Gil-Kashiwabara, E. & Quest, A.D. (2010, September). Suicide prevention in the school setting: A qualitative investigation of the ASIST and RESPONSE trainings. Presented at the Oregon Prevention Conference, Eugene, OR.
Coleman, D. & Quest, A.D. (2010, March). Three gatekeeper trainings: Six-month effects on suicide prevention knowledge, attitudes, and behavior. Presented at the SAMHSA/CMHS GLS Suicide Prevention Grantee Meeting, Las Vegas, NV.
Coleman, D. & Quest, A.D. (2010, January). Three gatekeeper trainings: Six-month effects on suicide prevention knowledge, attitudes, and behavior. Presented at the Society for Social Work and Research, San Francisco, CA.

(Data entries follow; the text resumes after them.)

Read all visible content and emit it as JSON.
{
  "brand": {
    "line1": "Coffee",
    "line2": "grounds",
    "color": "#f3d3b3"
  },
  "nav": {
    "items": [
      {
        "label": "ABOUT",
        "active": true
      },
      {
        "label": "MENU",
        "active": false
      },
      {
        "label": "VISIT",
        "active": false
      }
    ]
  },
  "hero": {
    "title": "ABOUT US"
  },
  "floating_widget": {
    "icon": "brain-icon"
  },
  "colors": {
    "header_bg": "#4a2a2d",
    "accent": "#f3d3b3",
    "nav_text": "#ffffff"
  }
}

Veres, K., Pommier-Satya, S., & Quest, A.D. (2009, June). Building hope: Supporting youth in both foster care and special education as they transition into adulthood. Presented at Building on Family Strengths Conference, Portland, OR.
Quest, A.D., Phillips, L.A., & Welch, M. (2009, February). Building hope: Supporting youth in both foster care and special education as they transition into adulthood. Presented at Oregon Special Educators Conference, Hood River, OR.
2004-2008 Administrator and therapist, Presbyterian Medical Services Adolescent Residential Treatment Center, Farmington, NM
2004-2006 Hospital Social Worker, Mercy Medical Center, Durango, CO
2003 Mercy Medical Center MSW internship, Durango, CO
Honors and Awards
Fall 2015 Invited Commencement speaker, Social Work, University of North Dakota
Summer 2015 Invited Commencement speaker, Social Work, University of North Dakota
Fall 2014 Invited Commencement speaker, Social Work, University of North Dakota
Winter 2014 Nominated for Founder’s Day award for Outstanding Graduate Faculty, University of North Dakota
Fall 2013 New Faculty Scholar Award